Harris (1976) mentions a reference to HATTON as paper maker at Widford in 1803 that he found amongst the private papers of BALSTON, of Springfield Mill, Maidstone

I have also come across a report of an unnamed (and unverified) family of paper makers who were reported to have migrated (via London) from Bampton, Oxon., to St Mary Cray (about 10 miles E of Maidstone) in Kent.

Cobham area of Surrey

One Daniel WEST of Cobham, Surrey, papermaker married Mary PALMER of Burford in Burford, Oxon., (14 Jun 1749).  At around the same time Thomas HATTON first appeared in that area (1748).

Fennemore and paper making links

The rather unusual name Fennemore occurs in north Oxfordshire, and references to it on the 1881 census provide an interesting insight into the potential links between paper making areas.

Edward FENNEMORE, aged 74 and born in Berkshire, paper maker, is recorded at London Road, Wycombe, along with his daughter Mary Anne FENNEMORE, aged 34, who is employed at Paper Mill, and born in Iver, Bucks.

John FENNEMORE, aged 32, paper maker, is also recorded at London Road, Wycombe. He was born in Iver, Bucks, but married Sarah A, who was born in Wycombe, Bucks.

Henry FENNEMORE, aged 55, paper maker, was born in Chillworth [sic Chilworth], Surrey (site of another paper mill) and moved to Thorney Bucks, where his wife Sarah was born. They are living at Thorney Cottage, Iver, Bucks.

James FENEMORE, aged 49, miller, was born in Hampton Gay, Oxfordshire (site of another paper mill), but was then in Upton Cum Chalvey, Bucks.
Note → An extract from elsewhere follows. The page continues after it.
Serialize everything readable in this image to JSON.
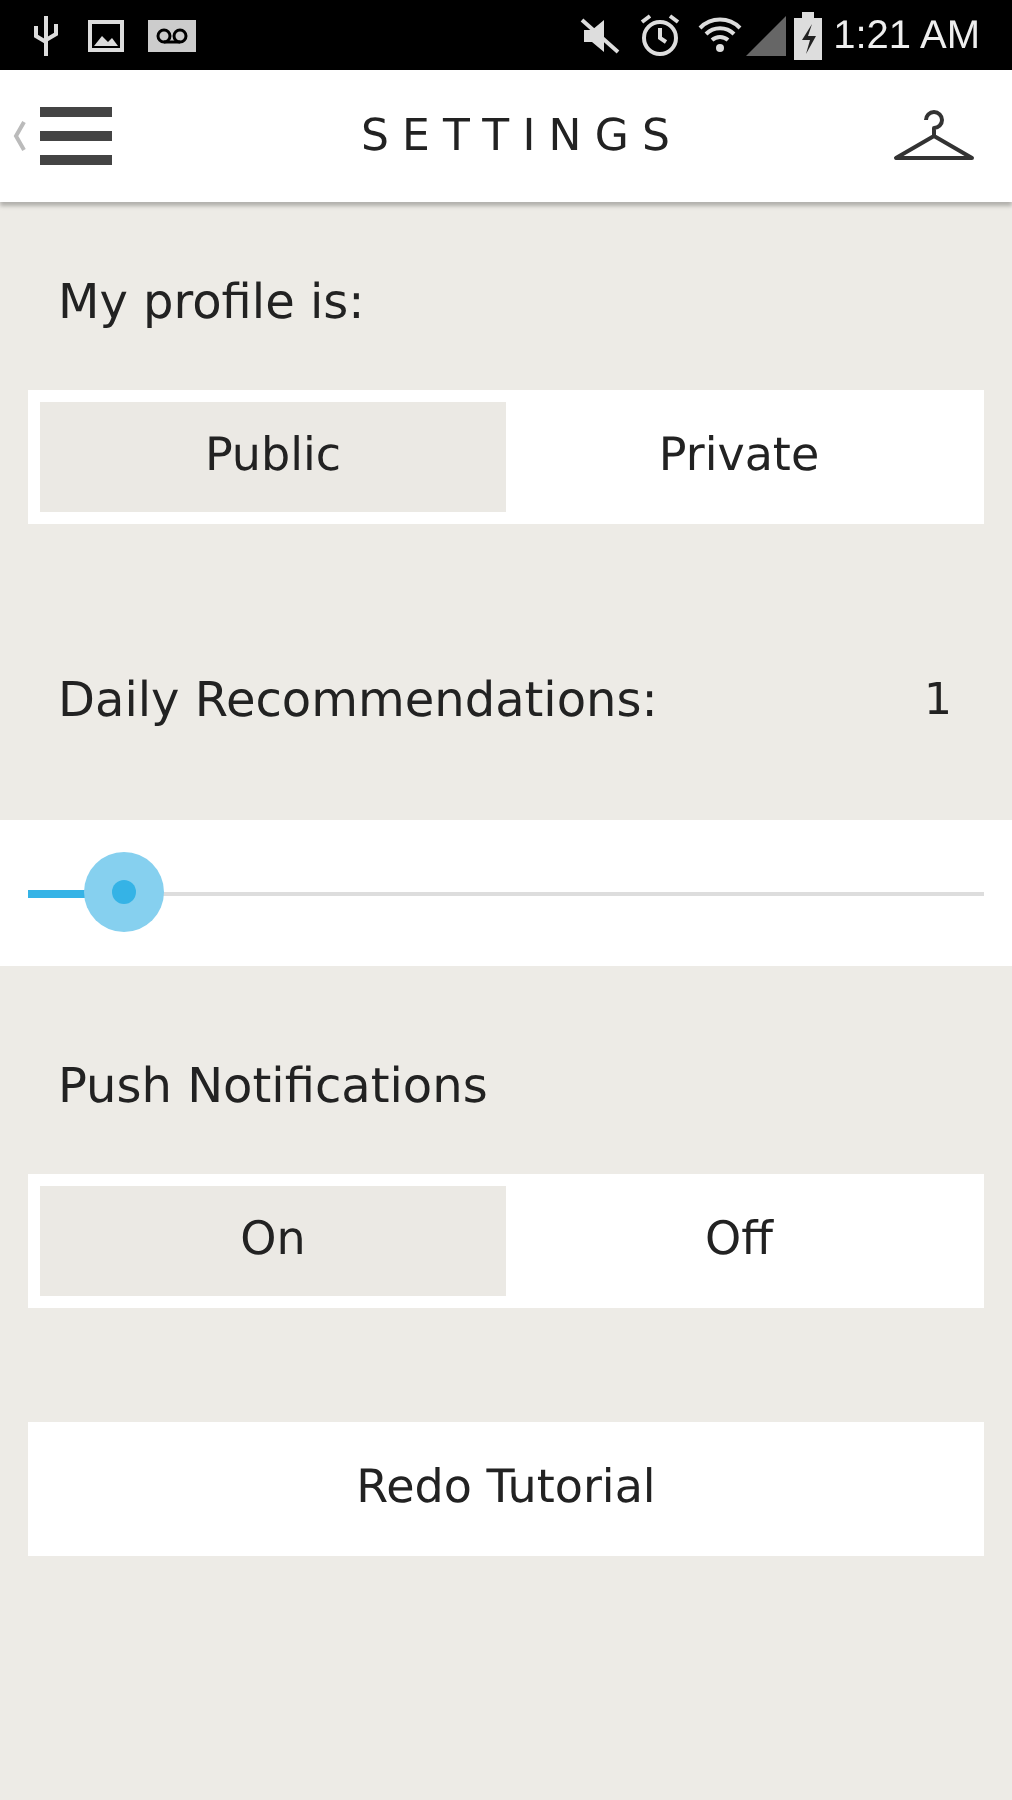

Any transcripts and images on this page are Copyright R I Kirby 2007 unless stated otherwise.